"Though we have acheived progress, our work is not over. That is why I support the mission of the Arms Control Association. It is, quite simply, the most effective and important organization working in the field today." 

– Larry Weiler
Former U.S.-Russian arms control negotiator
August 7, 2018
Countries Meet to Present Progress in Ballistic Missile Reduction

More than 100 countries aim to share information on their ballistic missile programs by the end of September, but it is uncertain whether some countries, including the United States, will present their reports by that time.

Meeting June 24-25 in Vienna for the first time since last November’s establishment of the International Code of Conduct Against Ballistic Missile Proliferation, the 106 participating countries in the voluntary initiative set September 30 as the target date for the first of what are to be annual reports on their ballistic missile programs.
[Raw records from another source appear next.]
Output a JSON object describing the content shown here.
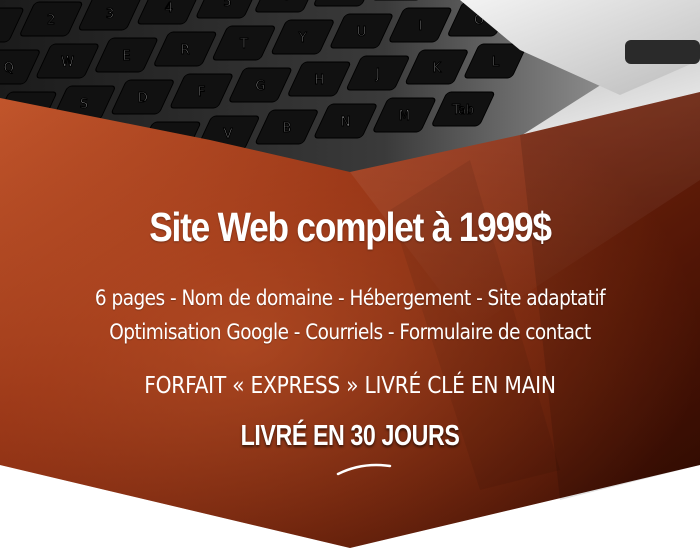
{
  "promo": {
    "headline": "Site Web complet à 1999$",
    "features_line1": "6 pages - Nom de domaine - Hébergement - Site adaptatif",
    "features_line2": "Optimisation Google - Courriels - Formulaire de contact",
    "package_label": "FORFAIT « EXPRESS » LIVRÉ CLÉ EN MAIN",
    "delivery_label": "LIVRÉ EN 30 JOURS"
  },
  "keyboard": {
    "keys": [
      "1",
      "2",
      "3",
      "4",
      "5",
      "6",
      "7",
      "8",
      "9",
      "Q",
      "W",
      "E",
      "R",
      "T",
      "Y",
      "U",
      "I",
      "O",
      "A",
      "S",
      "D",
      "F",
      "G",
      "H",
      "J",
      "K",
      "L",
      "Z",
      "X",
      "C",
      "V",
      "B",
      "N",
      "M",
      "Tab"
    ]
  },
  "colors": {
    "banner_dark": "#3a0c02",
    "banner_mid": "#7a2410",
    "banner_light": "#b84a24",
    "text": "#ffffff"
  }
}
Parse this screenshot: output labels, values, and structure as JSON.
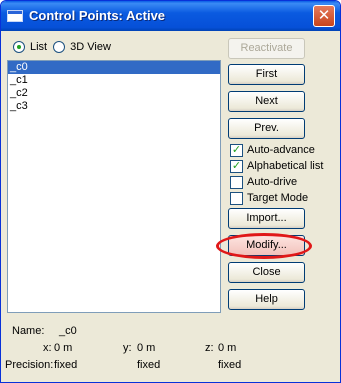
{
  "window": {
    "title": "Control Points: Active",
    "close_glyph": "✕"
  },
  "view_mode": {
    "options": [
      {
        "label": "List",
        "checked": true
      },
      {
        "label": "3D View",
        "checked": false
      }
    ]
  },
  "points": {
    "items": [
      "_c0",
      "_c1",
      "_c2",
      "_c3"
    ],
    "selected_index": 0
  },
  "buttons": {
    "reactivate": "Reactivate",
    "first": "First",
    "next": "Next",
    "prev": "Prev.",
    "import": "Import...",
    "modify": "Modify...",
    "close": "Close",
    "help": "Help"
  },
  "options": [
    {
      "label": "Auto-advance",
      "checked": true
    },
    {
      "label": "Alphabetical list",
      "checked": true
    },
    {
      "label": "Auto-drive",
      "checked": false
    },
    {
      "label": "Target Mode",
      "checked": false
    }
  ],
  "info": {
    "name_label": "Name:",
    "name_value": "_c0",
    "x_label": "x:",
    "x_value": "0 m",
    "y_label": "y:",
    "y_value": "0 m",
    "z_label": "z:",
    "z_value": "0 m",
    "precision_label": "Precision:",
    "precision_x": "fixed",
    "precision_y": "fixed",
    "precision_z": "fixed"
  }
}
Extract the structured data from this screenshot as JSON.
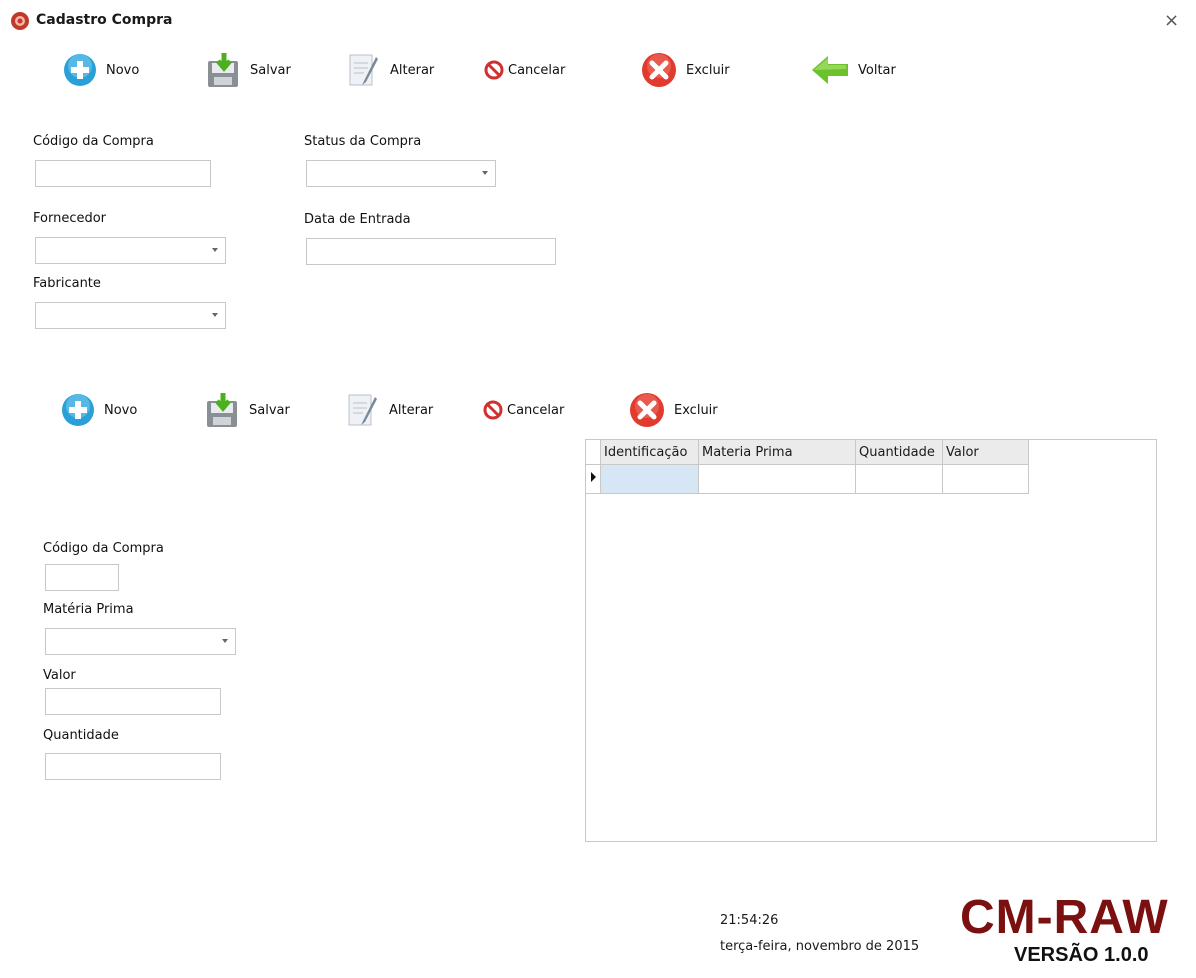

Thereafter, the nonbinding reporting goal will be July 31.

A State Department official interviewed at the end of July said the United States might not meet this year’s September date, explaining that it was not a deadline.

In the annual reports, countries are to detail their ballistic missile and space launch vehicle policies, as well as provide information on any types of ballistic missiles or space launch vehicles fired or tested during the preceding year. Countries are still working out some of the specifics on what the reports will cover, such as whether the minimum range of a ballistic missile to be reported on should be 300 or 500 kilometers, according to one diplomat. The reports will not be made public.

The code also calls upon participating countries to provide advance notice of their ballistic missile or space launch vehicle launches and test flights. A pre-launch notification system has yet to be established.

Development of the system is on hold until a U.S.-Russian pre-launch notification process is up and running. The U.S.-Russian project is to serve as the foundation and model for the broader code system. Washington and Moscow agreed in 2000 to exchange information on pending launches, but actual implementation of the agreement has been delayed because the Kremlin wants the United States to pay taxes and assume liability for the notification system’s setup and operation in Russia—a demand the United States rejects.

The next meeting of countries subscribing to the code is scheduled for October in New York, at which it is expected that the status of the annual reports and pre-launch notification system will be discussed. How to expand participation in the code to countries not currently involved, such as China, India, and Pakistan, will also likely be on the agenda.